__Data provided__:
────

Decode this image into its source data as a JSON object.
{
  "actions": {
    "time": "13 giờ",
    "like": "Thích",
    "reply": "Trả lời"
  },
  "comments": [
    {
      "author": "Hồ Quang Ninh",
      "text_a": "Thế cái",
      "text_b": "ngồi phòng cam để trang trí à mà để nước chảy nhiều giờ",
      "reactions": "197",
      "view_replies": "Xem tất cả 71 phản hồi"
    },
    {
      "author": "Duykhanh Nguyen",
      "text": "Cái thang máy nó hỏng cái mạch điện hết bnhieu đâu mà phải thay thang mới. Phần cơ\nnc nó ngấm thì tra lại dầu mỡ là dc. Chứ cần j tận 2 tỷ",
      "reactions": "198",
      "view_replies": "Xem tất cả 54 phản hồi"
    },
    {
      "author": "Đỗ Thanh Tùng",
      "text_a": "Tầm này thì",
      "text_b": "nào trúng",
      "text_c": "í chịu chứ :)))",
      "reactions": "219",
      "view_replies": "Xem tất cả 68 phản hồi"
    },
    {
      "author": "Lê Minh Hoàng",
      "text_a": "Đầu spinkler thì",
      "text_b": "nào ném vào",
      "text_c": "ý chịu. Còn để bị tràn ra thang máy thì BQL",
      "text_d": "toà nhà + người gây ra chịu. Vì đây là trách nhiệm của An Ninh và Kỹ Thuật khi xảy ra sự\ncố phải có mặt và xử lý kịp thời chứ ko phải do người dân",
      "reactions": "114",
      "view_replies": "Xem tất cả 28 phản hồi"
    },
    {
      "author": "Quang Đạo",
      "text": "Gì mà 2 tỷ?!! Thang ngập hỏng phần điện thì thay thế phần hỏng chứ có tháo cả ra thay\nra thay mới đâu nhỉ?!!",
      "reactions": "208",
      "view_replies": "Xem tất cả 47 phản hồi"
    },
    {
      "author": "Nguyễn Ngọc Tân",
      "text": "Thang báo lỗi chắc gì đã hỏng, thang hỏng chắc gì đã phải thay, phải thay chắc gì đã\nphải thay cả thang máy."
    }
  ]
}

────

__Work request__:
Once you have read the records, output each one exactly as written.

__Response__:
Decode this image into its source data as a JSON object.
{
  "actions": {
    "time": "13 giờ",
    "like": "Thích",
    "reply": "Trả lời"
  },
  "comments": [
    {
      "author": "Hồ Quang Ninh",
      "text_a": "Thế cái",
      "text_b": "ngồi phòng cam để trang trí à mà để nước chảy nhiều giờ",
      "reactions": "197",
      "view_replies": "Xem tất cả 71 phản hồi"
    },
    {
      "author": "Duykhanh Nguyen",
      "text": "Cái thang máy nó hỏng cái mạch điện hết bnhieu đâu mà phải thay thang mới. Phần cơ\nnc nó ngấm thì tra lại dầu mỡ là dc. Chứ cần j tận 2 tỷ",
      "reactions": "198",
      "view_replies": "Xem tất cả 54 phản hồi"
    },
    {
      "author": "Đỗ Thanh Tùng",
      "text_a": "Tầm này thì",
      "text_b": "nào trúng",
      "text_c": "í chịu chứ :)))",
      "reactions": "219",
      "view_replies": "Xem tất cả 68 phản hồi"
    },
    {
      "author": "Lê Minh Hoàng",
      "text_a": "Đầu spinkler thì",
      "text_b": "nào ném vào",
      "text_c": "ý chịu. Còn để bị tràn ra thang máy thì BQL",
      "text_d": "toà nhà + người gây ra chịu. Vì đây là trách nhiệm của An Ninh và Kỹ Thuật khi xảy ra sự\ncố phải có mặt và xử lý kịp thời chứ ko phải do người dân",
      "reactions": "114",
      "view_replies": "Xem tất cả 28 phản hồi"
    },
    {
      "author": "Quang Đạo",
      "text": "Gì mà 2 tỷ?!! Thang ngập hỏng phần điện thì thay thế phần hỏng chứ có tháo cả ra thay\nra thay mới đâu nhỉ?!!",
      "reactions": "208",
      "view_replies": "Xem tất cả 47 phản hồi"
    },
    {
      "author": "Nguyễn Ngọc Tân",
      "text": "Thang báo lỗi chắc gì đã hỏng, thang hỏng chắc gì đã phải thay, phải thay chắc gì đã\nphải thay cả thang máy."
    }
  ]
}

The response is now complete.